Dr. Ron Fields, who completed the rotation last year and is now completing a pediatric dental residency at GRU, concurs. “As a student who wanted to pursue a career in pediatrics, a specialty that treats those with special needs as well as children, I felt the experience would benefit my education,” he says. “Not only was the rotation useful, it was a unique experience and a window into an area of medicine and dentistry that many never have an opportunity to be part of.”
He also relished the multidisciplinary aspect of the experience. “I was able to observe coordination between different medical and dental specialties,” Fields says. “The patients’ extremely complex medical histories required close coordination with their patient’s primary care physicians as well as other specialists.
Says Willingham, “I think the experience is a bit of a ‘wow.’ The students come away with a greater appreciation of the special-needs population and the people who work with them.”
Fields couldn’t agree more. “The patients were special and the treatment was needed,” he says. “The way the staff and doctors treated and befriended their patients touched my heart and created a paradigm shift within myself.” “It’s not for everybody,” Myers acknowledges, “but if even two out of 10 students who rotate through our clinic see the value in it, we’ve done our job.”
The dentists also cite the advantage of being able to focus solely on patient care. “In public health,” says Willingham, “a lot of the worries about the business side of dentistry are eliminated. We’re just there to do what’s best for the patient. I like that.”
“Many of these patients were not always cognizant of the fact that we were providing a service that was helpful to them. Having the confidence to treat them was a challenge in the beginning but turned into a great experience. I was forced to gain confidence in my treatment plan and treatment techniques.” –DR. RON FIELDS
Of course, the students also see the challenges of working with aspecial-needs population firsthand. “I think a lot of their initial reaction is, ‘This is a lot harder than I thought it would be,’” says Willingham. “Some of the patients are almost moving targets most of the time. It can be unpredictable; you have to read behaviors. Treatment plans are a lot more individualized for these patients than for others.”
Says Fields, “Many of these patients were not always cognizant of the fact that we were providing a service that was helpful to them. Having the confidence to treat them was a challenge in the beginning but turned into a great experience. I was forced to gain confidence in my treatment plan and treatment techniques.”
The students also cited the advantage of seeing up close the challenges of limited funding in public health. “The clinic operates within a fairly limited budget,” Edwards says, “and this causes the dental team to make decisions for their patients that may not always be the most optimal treatment.”
Myers agrees. “I wish the clinic had more funding.
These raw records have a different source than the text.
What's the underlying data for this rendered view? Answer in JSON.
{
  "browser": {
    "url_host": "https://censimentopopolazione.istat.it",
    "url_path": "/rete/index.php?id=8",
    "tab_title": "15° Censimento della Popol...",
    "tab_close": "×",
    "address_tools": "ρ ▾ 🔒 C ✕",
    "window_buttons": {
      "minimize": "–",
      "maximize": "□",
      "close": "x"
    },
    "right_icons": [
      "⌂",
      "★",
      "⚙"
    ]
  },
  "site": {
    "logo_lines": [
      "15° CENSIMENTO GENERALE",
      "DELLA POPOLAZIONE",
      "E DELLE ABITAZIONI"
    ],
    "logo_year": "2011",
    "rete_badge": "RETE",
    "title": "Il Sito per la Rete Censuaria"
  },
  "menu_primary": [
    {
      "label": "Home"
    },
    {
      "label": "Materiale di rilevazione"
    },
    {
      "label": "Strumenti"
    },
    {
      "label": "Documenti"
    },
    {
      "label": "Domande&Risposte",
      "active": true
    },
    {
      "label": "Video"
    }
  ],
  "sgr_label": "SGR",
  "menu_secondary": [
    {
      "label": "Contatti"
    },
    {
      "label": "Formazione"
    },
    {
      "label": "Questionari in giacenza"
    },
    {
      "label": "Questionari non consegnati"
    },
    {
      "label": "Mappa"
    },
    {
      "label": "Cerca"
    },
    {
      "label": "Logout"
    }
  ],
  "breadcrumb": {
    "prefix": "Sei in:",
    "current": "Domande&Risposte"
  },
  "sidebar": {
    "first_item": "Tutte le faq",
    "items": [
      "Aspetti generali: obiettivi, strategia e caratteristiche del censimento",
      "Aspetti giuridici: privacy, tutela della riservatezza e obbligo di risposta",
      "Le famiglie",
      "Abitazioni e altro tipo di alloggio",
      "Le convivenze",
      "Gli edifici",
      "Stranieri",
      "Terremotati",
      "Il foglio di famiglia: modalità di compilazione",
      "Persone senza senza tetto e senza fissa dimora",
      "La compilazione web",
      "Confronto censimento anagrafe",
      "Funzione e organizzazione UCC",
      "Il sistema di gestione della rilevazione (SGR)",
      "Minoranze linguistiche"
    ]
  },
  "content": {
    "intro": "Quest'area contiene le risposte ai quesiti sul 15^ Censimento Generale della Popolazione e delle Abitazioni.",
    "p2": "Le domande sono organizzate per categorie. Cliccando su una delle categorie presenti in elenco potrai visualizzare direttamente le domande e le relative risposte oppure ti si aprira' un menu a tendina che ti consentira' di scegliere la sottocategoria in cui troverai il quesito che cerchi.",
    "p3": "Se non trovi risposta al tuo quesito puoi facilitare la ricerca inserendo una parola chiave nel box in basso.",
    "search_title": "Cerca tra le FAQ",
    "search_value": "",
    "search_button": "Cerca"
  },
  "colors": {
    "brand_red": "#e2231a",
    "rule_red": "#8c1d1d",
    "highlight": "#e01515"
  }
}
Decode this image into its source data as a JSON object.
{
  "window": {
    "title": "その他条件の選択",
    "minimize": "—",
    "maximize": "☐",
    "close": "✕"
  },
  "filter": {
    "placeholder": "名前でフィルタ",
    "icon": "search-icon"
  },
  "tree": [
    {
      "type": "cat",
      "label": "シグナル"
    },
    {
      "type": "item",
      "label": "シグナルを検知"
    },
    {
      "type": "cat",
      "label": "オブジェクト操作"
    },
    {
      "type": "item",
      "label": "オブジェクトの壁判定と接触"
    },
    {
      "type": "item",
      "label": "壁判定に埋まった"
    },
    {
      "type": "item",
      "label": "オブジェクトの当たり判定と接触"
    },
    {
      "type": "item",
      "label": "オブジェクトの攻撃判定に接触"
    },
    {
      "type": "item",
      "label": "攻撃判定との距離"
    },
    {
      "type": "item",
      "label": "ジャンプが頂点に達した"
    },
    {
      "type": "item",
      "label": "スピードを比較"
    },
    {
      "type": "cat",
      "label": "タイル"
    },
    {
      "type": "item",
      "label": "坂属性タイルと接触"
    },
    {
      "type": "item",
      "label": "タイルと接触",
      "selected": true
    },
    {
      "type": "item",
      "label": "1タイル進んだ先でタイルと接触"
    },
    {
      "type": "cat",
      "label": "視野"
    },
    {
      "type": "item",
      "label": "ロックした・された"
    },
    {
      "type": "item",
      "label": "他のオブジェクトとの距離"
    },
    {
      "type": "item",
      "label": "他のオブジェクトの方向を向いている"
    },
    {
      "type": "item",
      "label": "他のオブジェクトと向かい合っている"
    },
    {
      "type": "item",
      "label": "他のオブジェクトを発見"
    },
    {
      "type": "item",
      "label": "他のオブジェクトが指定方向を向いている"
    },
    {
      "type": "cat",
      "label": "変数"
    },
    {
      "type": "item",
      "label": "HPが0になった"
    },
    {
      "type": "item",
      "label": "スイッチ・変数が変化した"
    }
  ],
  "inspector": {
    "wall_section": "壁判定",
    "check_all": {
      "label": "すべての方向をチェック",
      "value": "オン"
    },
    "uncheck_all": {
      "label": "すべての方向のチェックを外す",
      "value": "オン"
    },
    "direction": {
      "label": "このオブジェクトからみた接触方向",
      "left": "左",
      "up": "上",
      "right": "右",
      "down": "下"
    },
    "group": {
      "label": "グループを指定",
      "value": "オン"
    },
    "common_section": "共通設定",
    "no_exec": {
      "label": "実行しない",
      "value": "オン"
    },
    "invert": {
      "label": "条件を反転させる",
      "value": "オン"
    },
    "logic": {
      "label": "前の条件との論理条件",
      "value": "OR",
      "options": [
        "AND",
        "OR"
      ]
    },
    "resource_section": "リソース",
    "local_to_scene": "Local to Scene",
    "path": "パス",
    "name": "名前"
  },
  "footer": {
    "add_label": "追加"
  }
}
Our resources are definitely limited, but we are able to do pretty comprehensive care with what we’re given.”
She and Willingham are glad the students see the issue up close. “One of my main goals is that they become advocates for public service,” Willingham says.
A Great Resource
Willingham and Myers are immeasurably grateful that the College of Dental Medicine sharestheir priorities. “The opportunity to have students here has been hugely beneficial,” Willingham says. “The College of Dental Medicine is such a great resource. The faculty is always so accommodating. They understand the importance; even students who don’t go into public health will probably see this type of patient in the future. I wish every student had this experience.”
Edwards is glad he did. “It has been an honor to deliver care to these patients,” he says. “They all deserve the best care we can give them.”